Check out part 2 of our Match Analysis on Friday when we look more into how Leeds got back into the game in the second half, how we struggled and later recovered defensively down our left side, how Swansea rotated positions when needed and Connor Roberts’ new box-to-box role as a right winger.

 

6 Replies to “Tactical Match Analysis – How Graham Potter’s Tactical Plan Almost Got Swansea City The Win vs Bielsa’s Leeds”

  • 3 positional changes to Leeds defence after warm up injury to captain Cooper reason Swansea able to dominate first 30 minutes.

  • Bielsa will Leeds up. Not a case of working it out. Somehow we’ve got one of the 10 (at the outside) best coaches on this stricken planet of ours. ALAW? but more importantly fuck “Brexit”.

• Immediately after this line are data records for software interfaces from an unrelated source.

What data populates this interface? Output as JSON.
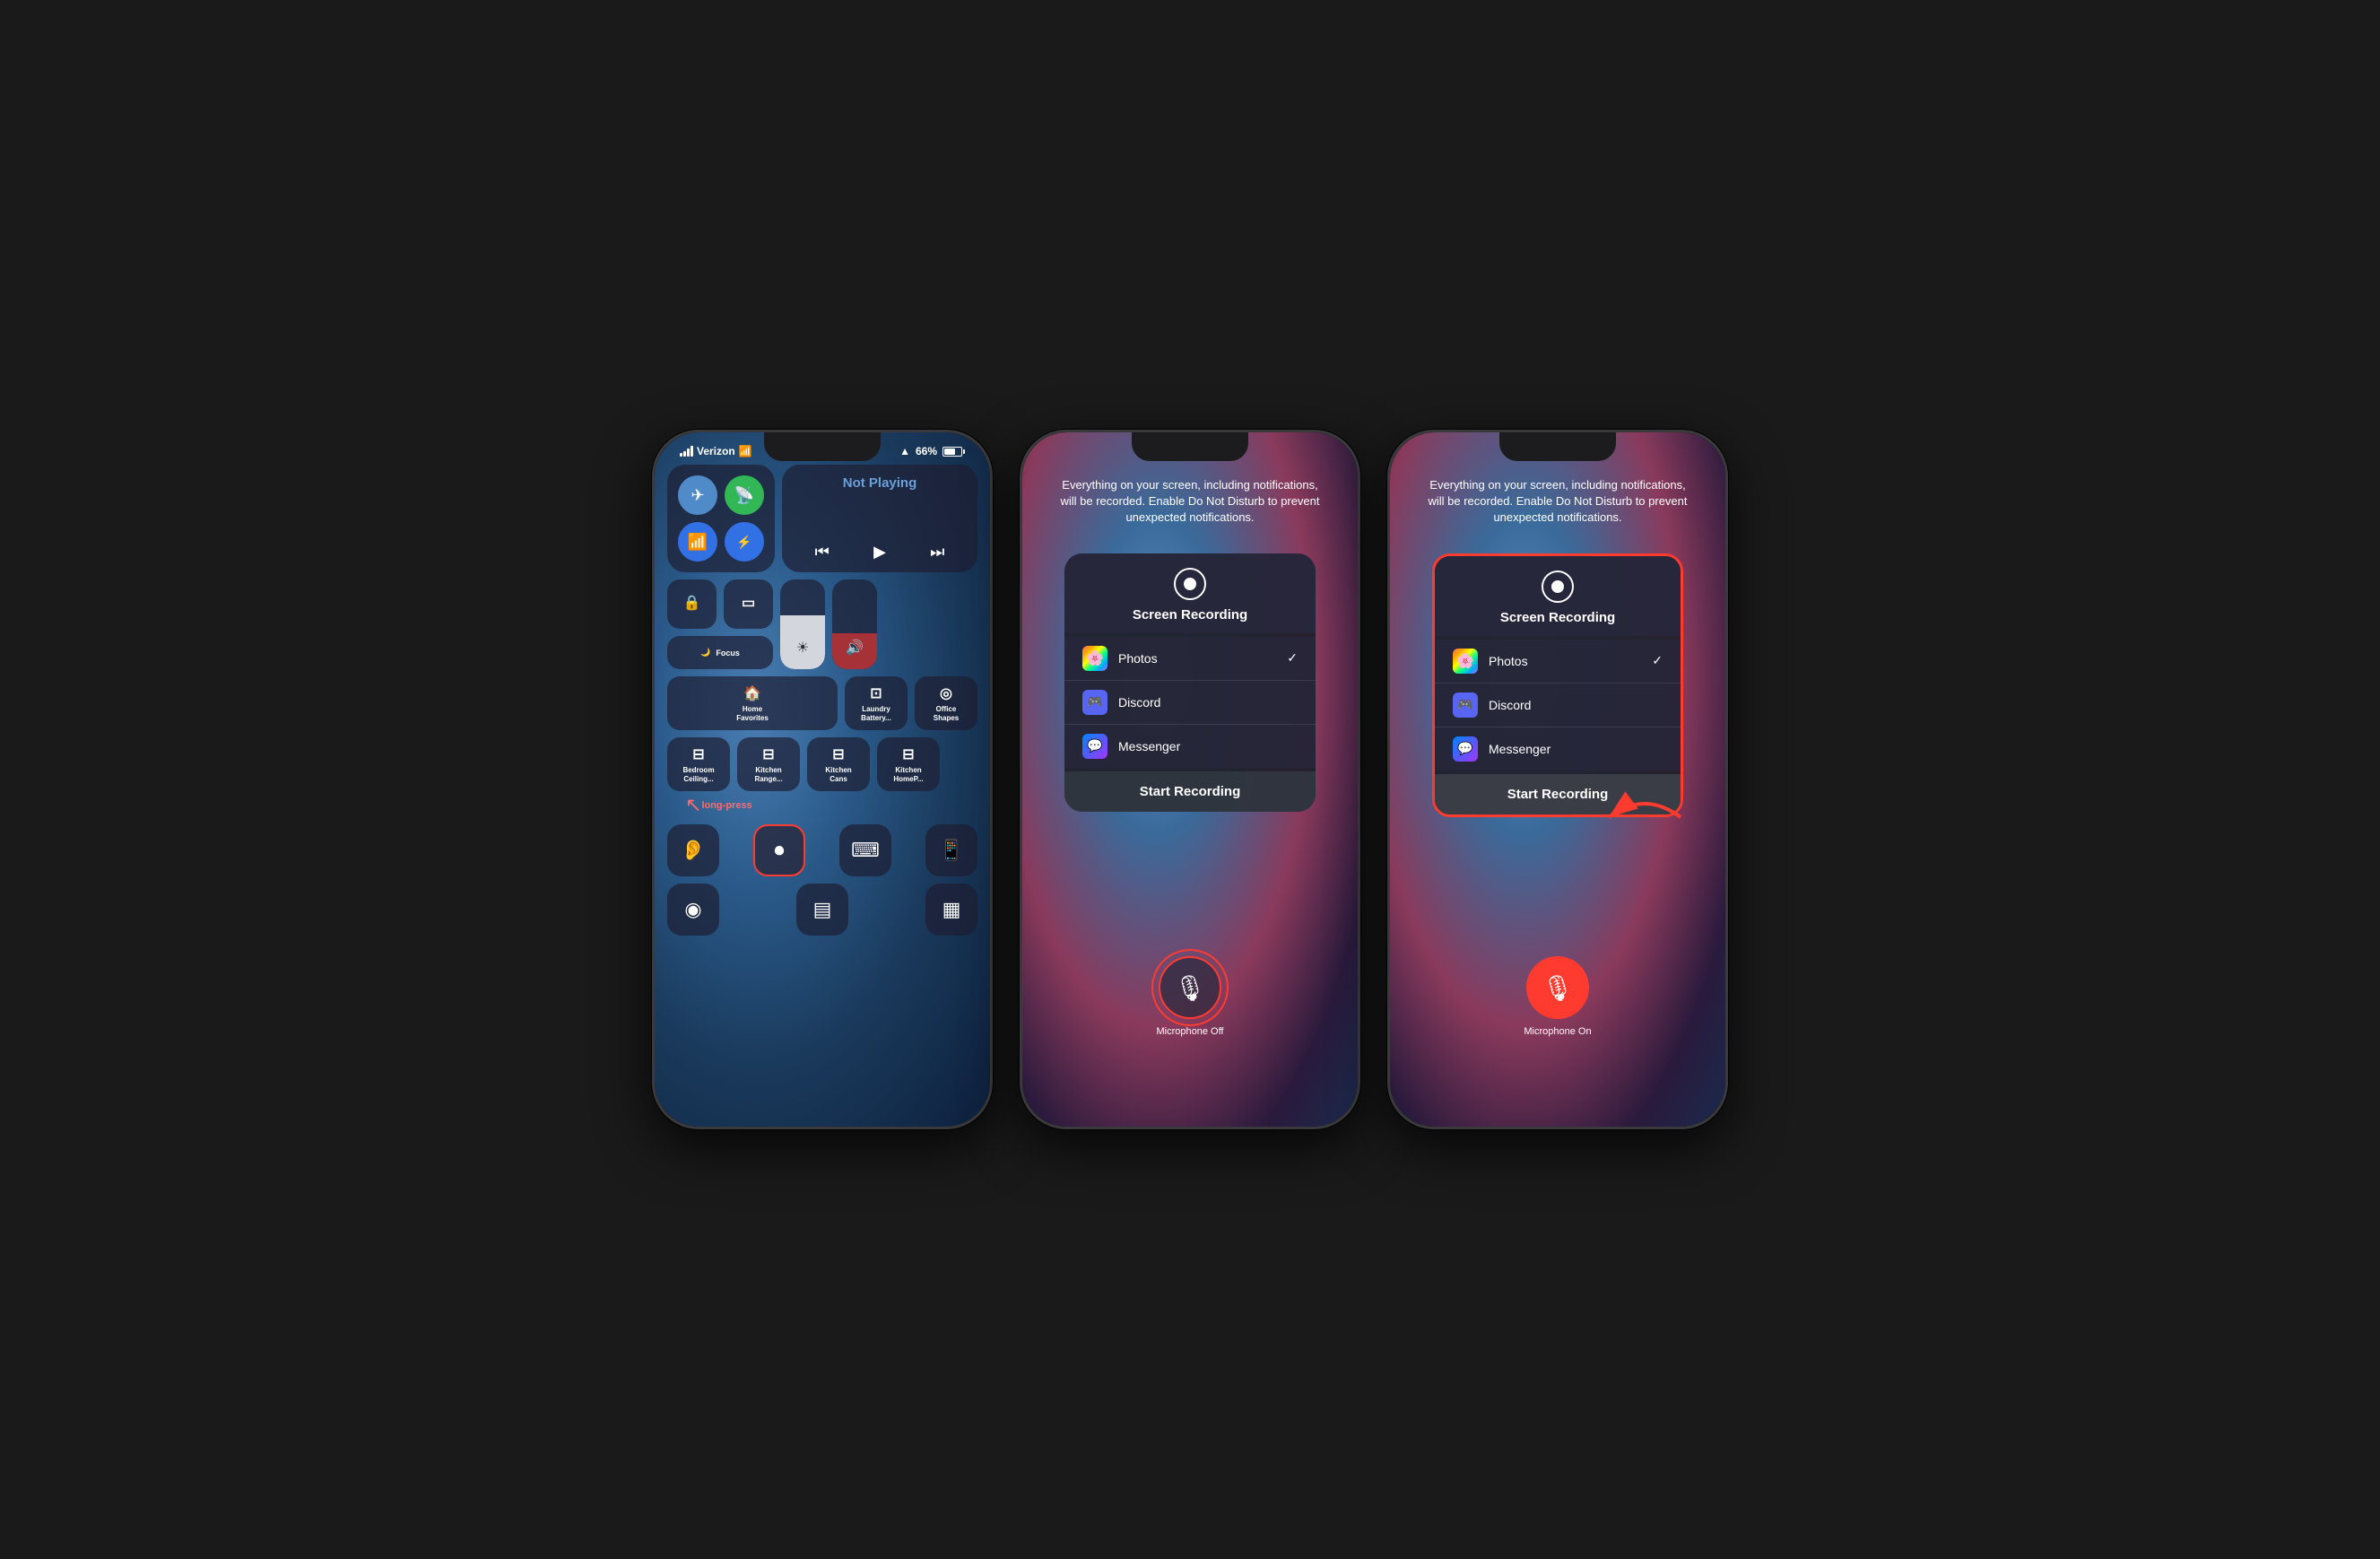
{
  "phones": [
    {
      "id": "phone1",
      "statusBar": {
        "carrier": "Verizon",
        "battery": "66%"
      },
      "controlCenter": {
        "mediaTitle": "Not Playing",
        "focusLabel": "Focus",
        "tiles": [
          {
            "id": "home",
            "icon": "🏠",
            "label": "Home\nFavorites"
          },
          {
            "id": "laundry",
            "icon": "⊡",
            "label": "Laundry\nBattery..."
          },
          {
            "id": "office",
            "icon": "◎",
            "label": "Office\nShapes"
          },
          {
            "id": "bedroom",
            "icon": "⊟",
            "label": "Bedroom\nCeiling..."
          },
          {
            "id": "kitchen-range",
            "icon": "⊟",
            "label": "Kitchen\nRange..."
          },
          {
            "id": "kitchen-cans",
            "icon": "⊟",
            "label": "Kitchen\nCans"
          },
          {
            "id": "kitchen-home",
            "icon": "⊟",
            "label": "Kitchen\nHomeP..."
          }
        ],
        "bottomIcons": [
          {
            "id": "hearing",
            "icon": "👂",
            "label": "hearing"
          },
          {
            "id": "record",
            "icon": "⏺",
            "label": "record",
            "highlighted": true
          },
          {
            "id": "calc",
            "icon": "⌨",
            "label": "calc"
          },
          {
            "id": "remote",
            "icon": "📱",
            "label": "remote"
          },
          {
            "id": "watchface",
            "icon": "◉",
            "label": "watchface"
          },
          {
            "id": "wallet",
            "icon": "▤",
            "label": "wallet"
          },
          {
            "id": "shortcuts",
            "icon": "▦",
            "label": "shortcuts"
          }
        ],
        "annotation": "long-press"
      }
    },
    {
      "id": "phone2",
      "infoText": "Everything on your screen, including notifications, will be recorded. Enable Do Not Disturb to prevent unexpected notifications.",
      "popup": {
        "title": "Screen Recording",
        "apps": [
          {
            "name": "Photos",
            "checked": true
          },
          {
            "name": "Discord",
            "checked": false
          },
          {
            "name": "Messenger",
            "checked": false
          }
        ],
        "startButton": "Start Recording"
      },
      "microphone": {
        "icon": "🎙",
        "label": "Microphone\nOff",
        "state": "off"
      }
    },
    {
      "id": "phone3",
      "infoText": "Everything on your screen, including notifications, will be recorded. Enable Do Not Disturb to prevent unexpected notifications.",
      "popup": {
        "title": "Screen Recording",
        "apps": [
          {
            "name": "Photos",
            "checked": true
          },
          {
            "name": "Discord",
            "checked": false
          },
          {
            "name": "Messenger",
            "checked": false
          }
        ],
        "startButton": "Start Recording",
        "highlighted": true
      },
      "microphone": {
        "icon": "🎙",
        "label": "Microphone\nOn",
        "state": "on"
      }
    }
  ]
}
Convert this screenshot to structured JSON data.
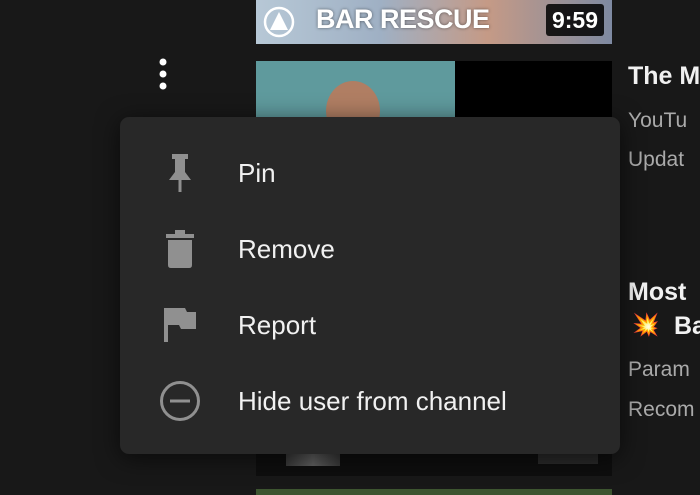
{
  "feed": {
    "top_video": {
      "thumbnail_title": "BAR RESCUE",
      "duration": "9:59"
    },
    "right_column": {
      "item1_title": "The M",
      "item1_meta1": "YouTu",
      "item1_meta2": "Updat",
      "item2_title": "Most",
      "item2_emoji": "💥",
      "item2_title2": "Ba",
      "item2_meta1": "Param",
      "item2_meta2": "Recom"
    }
  },
  "menu": {
    "items": [
      {
        "label": "Pin",
        "icon": "pin-icon"
      },
      {
        "label": "Remove",
        "icon": "trash-icon"
      },
      {
        "label": "Report",
        "icon": "flag-icon"
      },
      {
        "label": "Hide user from channel",
        "icon": "block-icon"
      }
    ]
  },
  "colors": {
    "background": "#181818",
    "menu_bg": "#282828",
    "text_primary": "#f1f1f1",
    "text_secondary": "#aaaaaa",
    "icon": "#909090"
  }
}
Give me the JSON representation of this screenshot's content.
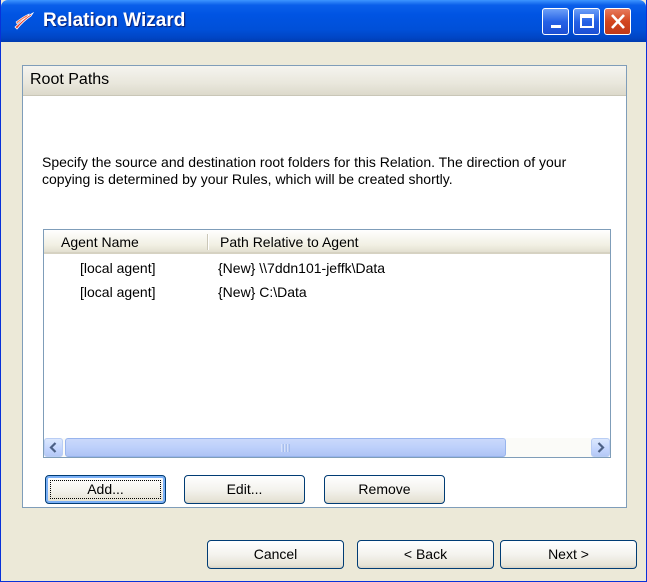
{
  "window": {
    "title": "Relation Wizard",
    "icon": "relation-wizard-app-icon",
    "controls": [
      "minimize-icon",
      "maximize-icon",
      "close-icon"
    ]
  },
  "section": {
    "title": "Root Paths",
    "description": "Specify the source and destination root folders for this Relation. The direction of your copying is determined by your Rules, which will be created shortly."
  },
  "list": {
    "columns": [
      "Agent Name",
      "Path Relative to Agent"
    ],
    "rows": [
      {
        "agent": "[local agent]",
        "path": "{New} \\\\7ddn101-jeffk\\Data"
      },
      {
        "agent": "[local agent]",
        "path": "{New} C:\\Data"
      }
    ]
  },
  "list_buttons": {
    "add": "Add...",
    "edit": "Edit...",
    "remove": "Remove"
  },
  "nav_buttons": {
    "cancel": "Cancel",
    "back": "< Back",
    "next": "Next >"
  },
  "colors": {
    "titlebar": "#0054e3",
    "dialog_bg": "#ece9d8",
    "close_button": "#d3461f",
    "border": "#7f9db9"
  }
}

  • Actually, although overall Potter was astute with his tactics and subs, I felt he made a grave error in substituting Olsson and covering him with Naughton and putting Roberts further back on the right. This left the right hand side, which was previously secure, open to Leeds to press there. And subsequently pulled Van de Hoorn wide right where admittedly he made a big error which was compounded by Rodon in the centre and led to the equaliser . But both centre backs for the first time looked unsure of what to do. Big error by Potter, so I’m not giving him complete tactical nous even though others are .

    • It’s a tricky one. I wonder if Olsson’s sub was due to fitness rather than simply a tactical switch. But the sub was made after their second goal.
      They were battering us down our left side and we needed extra cover there, and then their goal comes down our right! There were 3 errors leading to the goal which wasn’t a result of the sub. van der Hoorn over commits was the first, Rodon’s failed block and then Olsson didn’t do enough to cover Hernandez.

  • Spot on. Exactly how I saw it at the time too. Was really impressed by how disciplined our front 4 were in blocking their easy short passes forcing them to go long in the first half, and then the pace we showed on the ball.

  • I agree that Olsson was subbed after the goal but we were tired and needed to go to a back three. It is obvious that we have massive problems in central midfield and Potter is trying to paper over the cracks. The criticism of Potter is hard because it’s not his fault, he just hasn’t the players.

Your Comment